    (And I would know, because I was one of those RWNJs in a past life. 🙁 )

  69. Just nutha ignint cracker says:

    it’s because he was dead, and he couldn’t be taken down.

    [Ding, ding, ding] We have a winner.

  70. de stijl says:


    Is it necessary to include “but I wouldn’t care even a little if he did die”?

    What does that add?

  71. Mister Bluster says:

    Trump just said “It’s not going to be 3 or 4 months.”
    Not sure what he was commenting on since he babbles so much.

  72. Kathy says:

    @de stijl:

    I use fresh ginger when possible (hint: when I don’t forget to get it at the store). I mince it, too, rather than grate it. How much I use depends on how big a decent piece I can find.

    BTW, I learned just yesterday that a teaspoon peels ginger better, and more easily, than a vegetable peeler. I just chop off the ends and protruding bits, and off I go.

  73. Kathy says:

    @de stijl:

    I think it was necessary.

    What does that add?

    You know, I’m not sure. I’ll get back to you on that.

  74. Jen says:

    @MarkedMan: Among the many, many contemptible things this shitty administration has done. I am furious about the way those young people have been treated. My best friend served in the Peace Corps, and it was an incredibly rewarding experience for her.

    I spend so, so much time angry that it cannot possibly be good for me.

  75. Tyrell says:

    @Kathy: Ginger is very good for upset stomachs, nausea, motion sickness. I have had some ginger drinks that were really hot.

  76. Kylopod says:

    In the thread from a few weeks ago announcing the lung cancer diagnosis of the guy who once claimed Michael J. Fox was faking his Parkinson’s, if I had popped into the thread and said what I really felt, I would have risked being banned.

  77. Kathy says:

    Those looking for a distraction, here’s an article about theft in hotels.

    A very close (as in genetically close) relative of mine is one of these petty thieves who asks for extra toiletries and brings them home. I won’t name names.

    I have taken toiletries from hotels, but only those provided. For instance, I take one (1) moisturizer if one is given. Just one. It’s for use on the plane ride back. at the Holiday Inn Express I’d stay at in Morelia and Guanuajuato, they had exfoliating soap with grit mixed into it. I’d take one, just one, and use it at home to wash my face in the shower.

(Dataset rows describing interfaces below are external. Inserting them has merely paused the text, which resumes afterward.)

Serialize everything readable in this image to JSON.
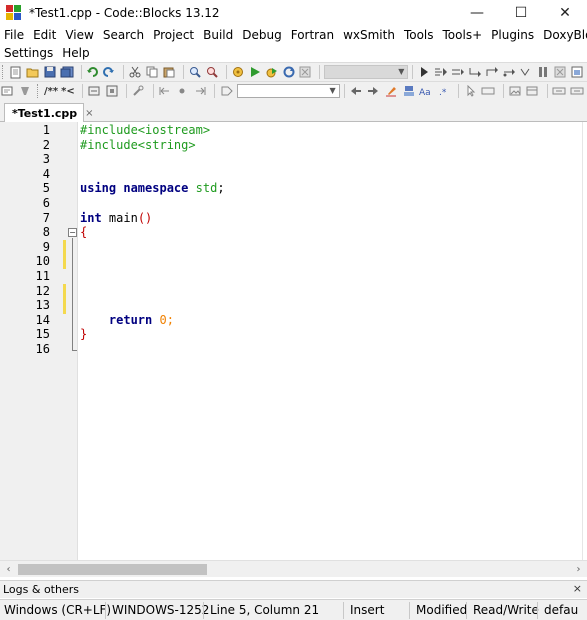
{
  "window": {
    "title": "*Test1.cpp - Code::Blocks 13.12",
    "minimize": "—",
    "maximize": "☐",
    "close": "✕"
  },
  "menu": {
    "row1": [
      "File",
      "Edit",
      "View",
      "Search",
      "Project",
      "Build",
      "Debug",
      "Fortran",
      "wxSmith",
      "Tools",
      "Tools+",
      "Plugins",
      "DoxyBlocks"
    ],
    "row2": [
      "Settings",
      "Help"
    ]
  },
  "toolbar": {
    "doxy_comment": "/**",
    "doxy_line": "*<"
  },
  "editor": {
    "tab_label": "*Test1.cpp",
    "tab_close": "×",
    "fold_symbol": "−",
    "line_numbers": [
      "1",
      "2",
      "3",
      "4",
      "5",
      "6",
      "7",
      "8",
      "9",
      "10",
      "11",
      "12",
      "13",
      "14",
      "15",
      "16"
    ],
    "lines": {
      "l1": "#include<iostream>",
      "l2": "#include<string>",
      "l5_using": "using",
      "l5_namespace": "namespace",
      "l5_std": "std",
      "l5_semi": ";",
      "l7_int": "int",
      "l7_main": "main",
      "l7_parens": "()",
      "l8_brace": "{",
      "l14_return": "return",
      "l14_zero": "0",
      "l14_semi": ";",
      "l15_brace": "}"
    }
  },
  "scroll": {
    "left": "‹",
    "right": "›"
  },
  "logs": {
    "title": "Logs & others",
    "close": "×"
  },
  "status": {
    "eol": "Windows (CR+LF)",
    "encoding": "WINDOWS-1252",
    "position": "Line 5, Column 21",
    "mode": "Insert",
    "modified": "Modified",
    "access": "Read/Write",
    "lang": "defau"
  }
}
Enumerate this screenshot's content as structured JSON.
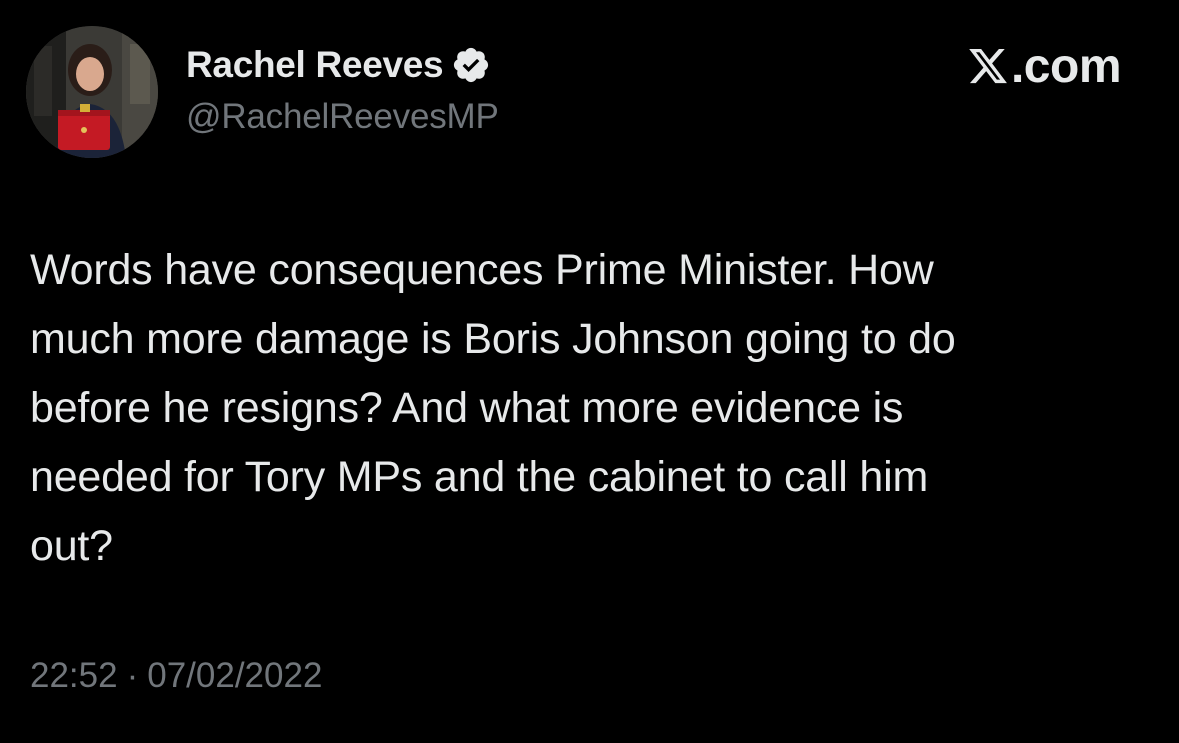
{
  "author": {
    "display_name": "Rachel Reeves",
    "handle": "@RachelReevesMP",
    "verified": true,
    "avatar_icon": "profile-photo"
  },
  "brand": {
    "icon": "x-logo-icon",
    "text": ".com"
  },
  "tweet": {
    "text": "Words have consequences Prime Minister. How\nmuch more damage is Boris Johnson going to do\nbefore he resigns? And what more evidence is\nneeded for Tory MPs and the cabinet to call him\nout?",
    "time": "22:52",
    "separator": "·",
    "date": "07/02/2022"
  },
  "colors": {
    "background": "#000000",
    "primary_text": "#e7e9ea",
    "secondary_text": "#71767b",
    "verified_badge": "#e7e9ea"
  }
}
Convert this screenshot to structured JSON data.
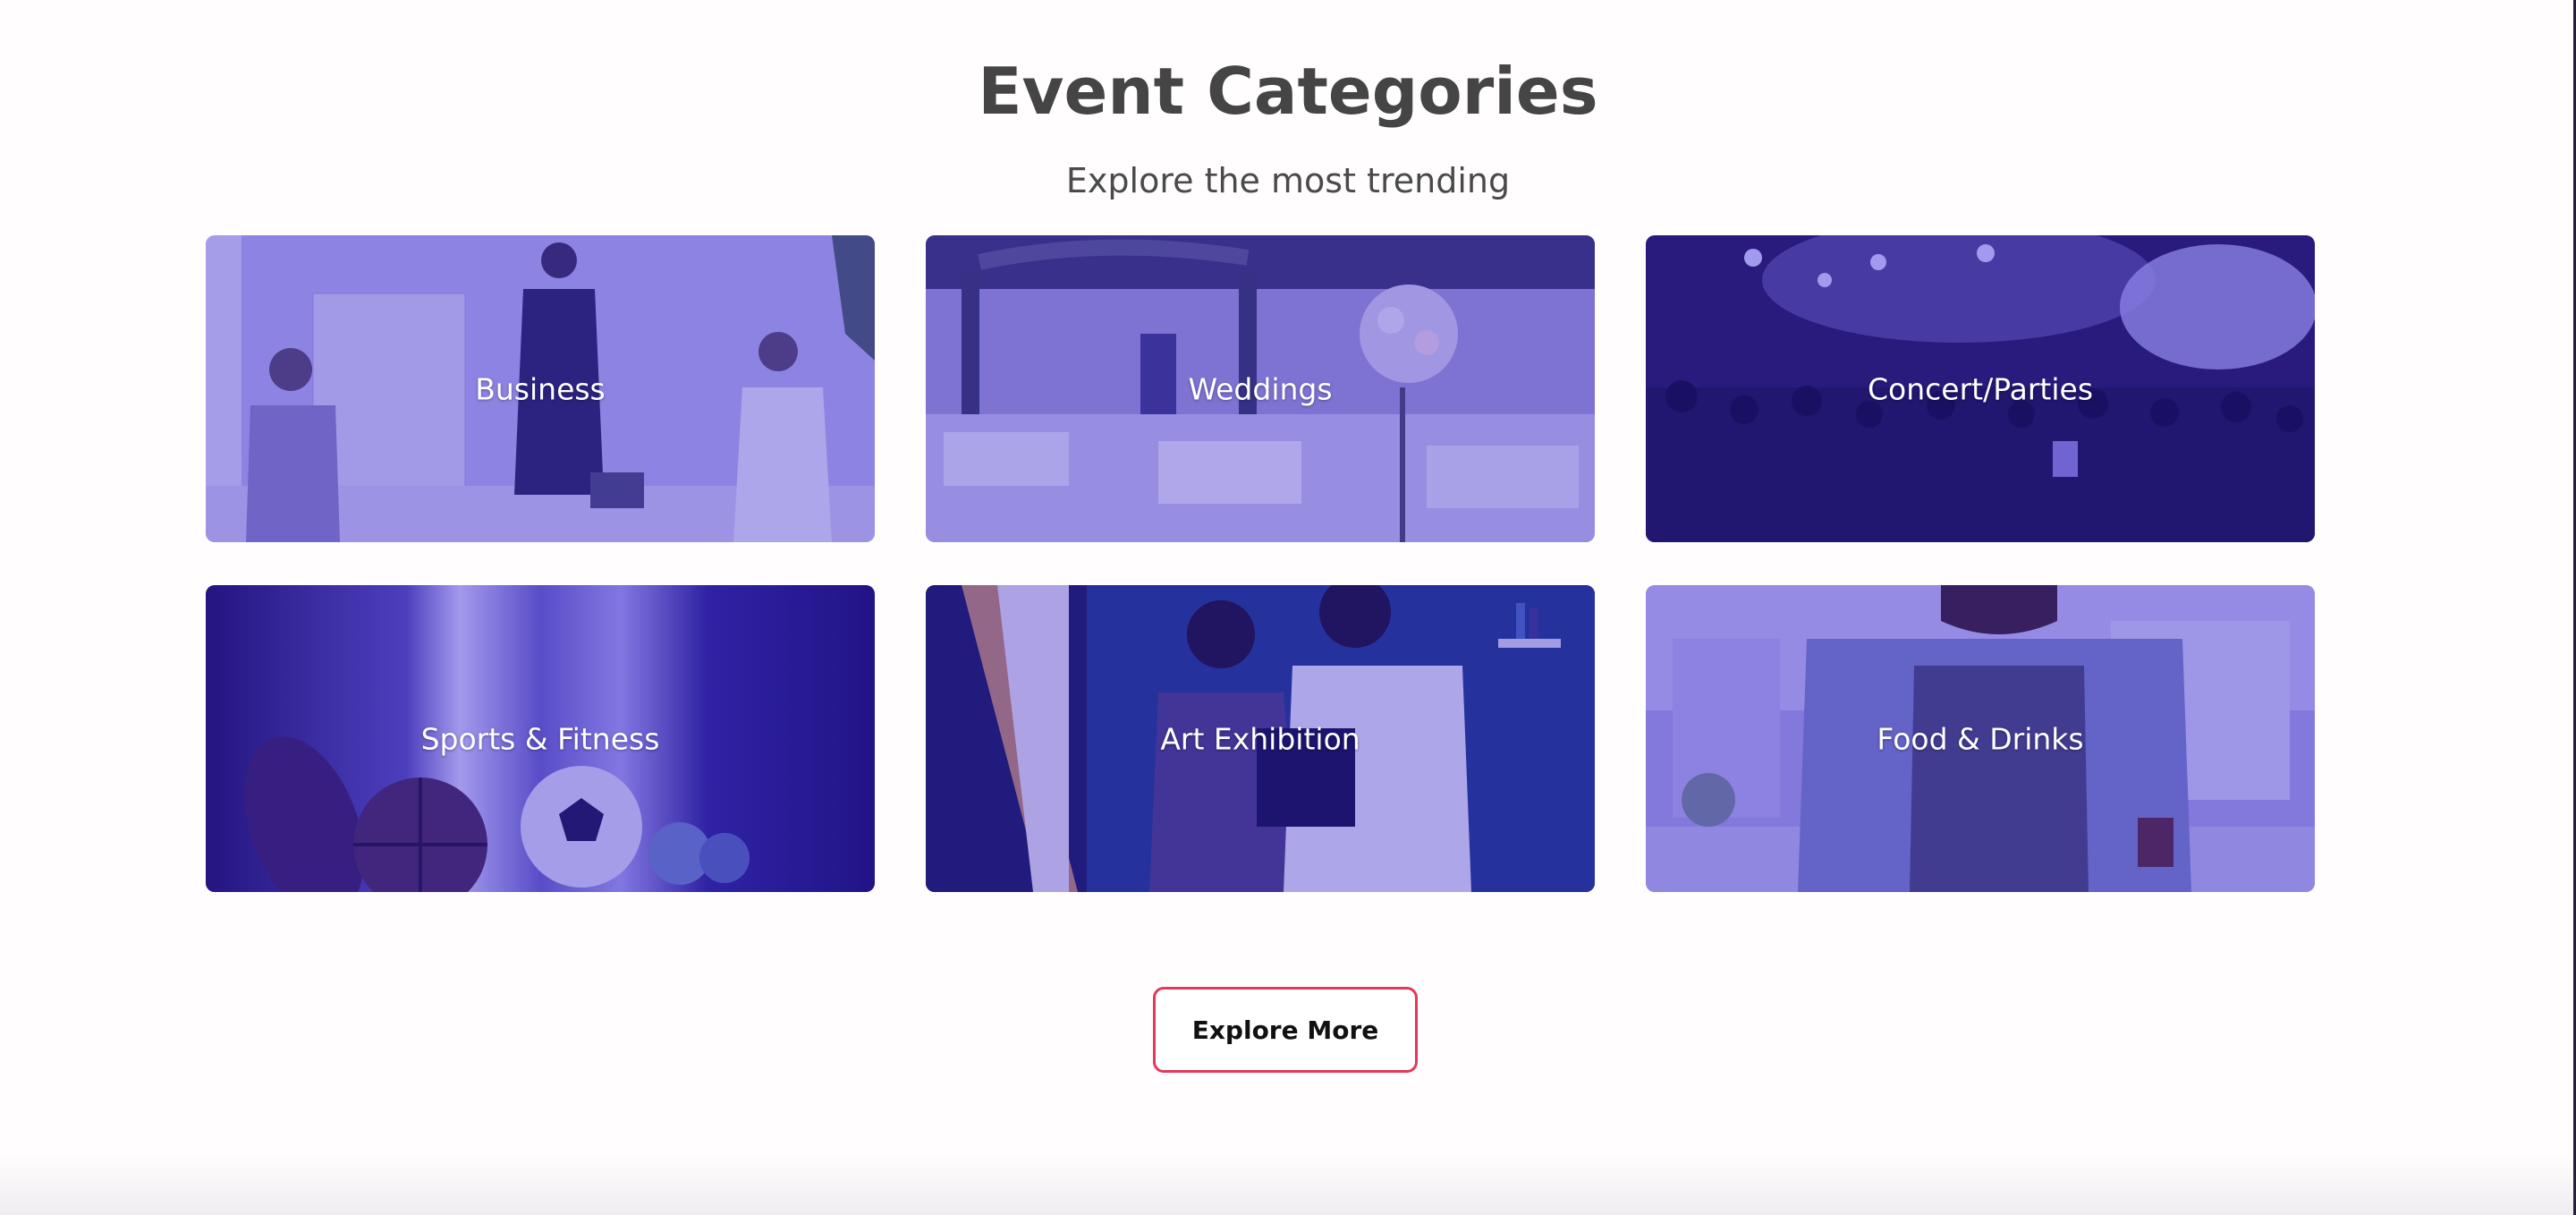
{
  "section": {
    "title": "Event Categories",
    "subtitle": "Explore the most trending"
  },
  "categories": [
    {
      "label": "Business",
      "image": "business-meeting-image"
    },
    {
      "label": "Weddings",
      "image": "wedding-hall-image"
    },
    {
      "label": "Concert/Parties",
      "image": "concert-crowd-image"
    },
    {
      "label": "Sports & Fitness",
      "image": "sports-balls-image"
    },
    {
      "label": "Art Exhibition",
      "image": "painting-artists-image"
    },
    {
      "label": "Food & Drinks",
      "image": "chef-smiling-image"
    }
  ],
  "explore_button": {
    "label": "Explore More"
  },
  "colors": {
    "heading": "#454545",
    "card_tint": "#3a22c8",
    "button_border": "#e2395a"
  }
}
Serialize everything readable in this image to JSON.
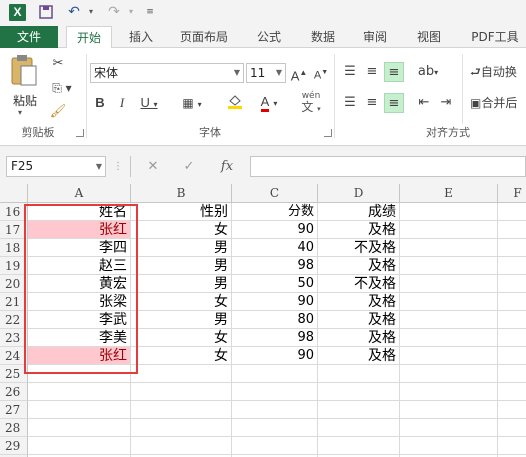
{
  "quick_access": {
    "app_icon": "excel-logo-icon",
    "app_letter": "X"
  },
  "tabs": [
    "文件",
    "开始",
    "插入",
    "页面布局",
    "公式",
    "数据",
    "审阅",
    "视图",
    "PDF工具"
  ],
  "ribbon": {
    "clipboard": {
      "paste_label": "粘贴",
      "group_label": "剪贴板"
    },
    "font": {
      "font_name": "宋体",
      "font_size": "11",
      "phonetic_label": "wén",
      "group_label": "字体"
    },
    "alignment": {
      "wrap_label": "自动换",
      "merge_label": "合并后",
      "group_label": "对齐方式"
    }
  },
  "formula_bar": {
    "name_box": "F25",
    "fx_label": "fx",
    "formula_value": ""
  },
  "grid": {
    "columns": [
      "A",
      "B",
      "C",
      "D",
      "E",
      "F"
    ],
    "rows": [
      {
        "row": "16",
        "cells": [
          "姓名",
          "性别",
          "分数",
          "成绩"
        ]
      },
      {
        "row": "17",
        "cells": [
          "张红",
          "女",
          "90",
          "及格"
        ]
      },
      {
        "row": "18",
        "cells": [
          "李四",
          "男",
          "40",
          "不及格"
        ]
      },
      {
        "row": "19",
        "cells": [
          "赵三",
          "男",
          "98",
          "及格"
        ]
      },
      {
        "row": "20",
        "cells": [
          "黄宏",
          "男",
          "50",
          "不及格"
        ]
      },
      {
        "row": "21",
        "cells": [
          "张梁",
          "女",
          "90",
          "及格"
        ]
      },
      {
        "row": "22",
        "cells": [
          "李武",
          "男",
          "80",
          "及格"
        ]
      },
      {
        "row": "23",
        "cells": [
          "李美",
          "女",
          "98",
          "及格"
        ]
      },
      {
        "row": "24",
        "cells": [
          "张红",
          "女",
          "90",
          "及格"
        ]
      },
      {
        "row": "25",
        "cells": [
          "",
          "",
          "",
          ""
        ]
      },
      {
        "row": "26",
        "cells": [
          "",
          "",
          "",
          ""
        ]
      },
      {
        "row": "27",
        "cells": [
          "",
          "",
          "",
          ""
        ]
      },
      {
        "row": "28",
        "cells": [
          "",
          "",
          "",
          ""
        ]
      },
      {
        "row": "29",
        "cells": [
          "",
          "",
          "",
          ""
        ]
      },
      {
        "row": "30",
        "cells": [
          "",
          "",
          "",
          ""
        ]
      }
    ],
    "duplicate_highlight_color": "#ffc7ce",
    "duplicate_text_color": "#9c0006",
    "selection_border_color": "#e23c3c"
  }
}
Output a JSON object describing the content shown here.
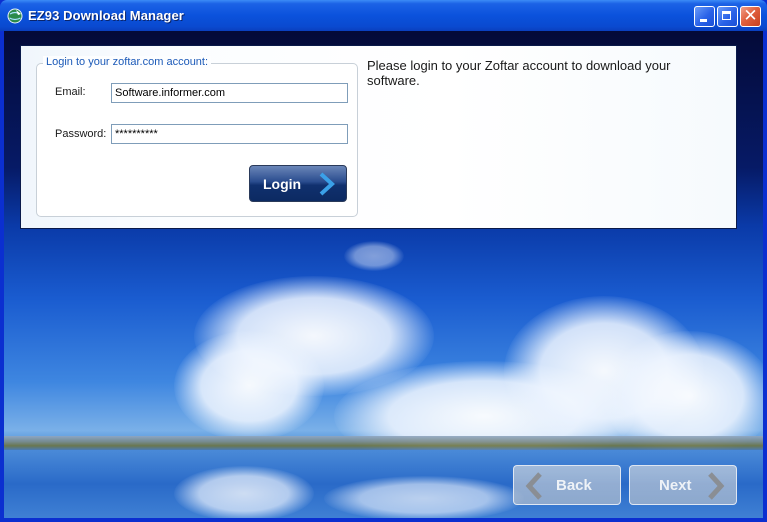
{
  "window": {
    "title": "EZ93 Download Manager",
    "icons": {
      "app": "globe-download-icon",
      "minimize": "minimize-icon",
      "maximize": "maximize-icon",
      "close": "close-icon"
    },
    "close_glyph": "✕"
  },
  "login_form": {
    "group_title": "Login to your zoftar.com account:",
    "email_label": "Email:",
    "email_value": "Software.informer.com",
    "password_label": "Password:",
    "password_value": "**********",
    "login_button": "Login"
  },
  "info_text": "Please login to your Zoftar account to download your software.",
  "navigation": {
    "back_label": "Back",
    "next_label": "Next"
  },
  "colors": {
    "titlebar": "#0b52dc",
    "legend_text": "#1c5ab8",
    "login_button": "#10306e",
    "close_button": "#e0603e"
  }
}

    At one time, too, I collected airline soap. I mostly asked my parents for it, sometimes they brought one or two back. If I was flying, I’d tell a flight attendant, “I like the soap in the lavatory. Do you know where I can buy some?” Nine times out of ten, the FA would go into the lavatory and get me one.

    I recall having bars, wrapped individually, from Pan Am, Mexicana, Aeromexico, Continental, I think Texas International, Eastern, Western, El Al, Air France.

    Today there’s either a lone bar of generic soap, unwrapped, or a liquid soap dispenser. In the old days the individually wrapped, tiny bars were on a dispenser in the lavatory. The idea being you could grab one if the current one ran out.

  78. Liberal Capitalist says:


    I use fresh ginger when possible

    Have you sliced ginger thin, put it in a pot of water, boiled and made tea? My wife made it, and it won me over.

    Hot, it is great if you are not feeling well… Cold from the fridge, refreshing. Makes the house smell great as well. Cost? Like NOTHING!

    How many slices? How much water? That’s to your discretion. You’ll know how much next time after you take a sip of the first batch. More is always better!

    Side comment: Ginger is awesome. Vernor’s. “Deliciously Different.” Like Texas and Dr. Pepper, Vernor’s is Michigan. You can tell it’s a relocated Michigander when they are asking the local grocery store to order some 12 packs and 2 liters. (And Diet doesn’t even taste diet!)

    … yeah, I know, now owned by Dr.Pepper/Snapple of Plano. Those Bastards! 🙂

  79. Kathy says:

    @Liberal Capitalist:

    Have you sliced ginger thin, put it in a pot of water, boiled and made tea?

    I’ve never tried that.

  80. Just nutha ignint cracker says:

    @Liberal Capitalist: @Kathy: Ginger tea is good for digestion and upset stomach, too.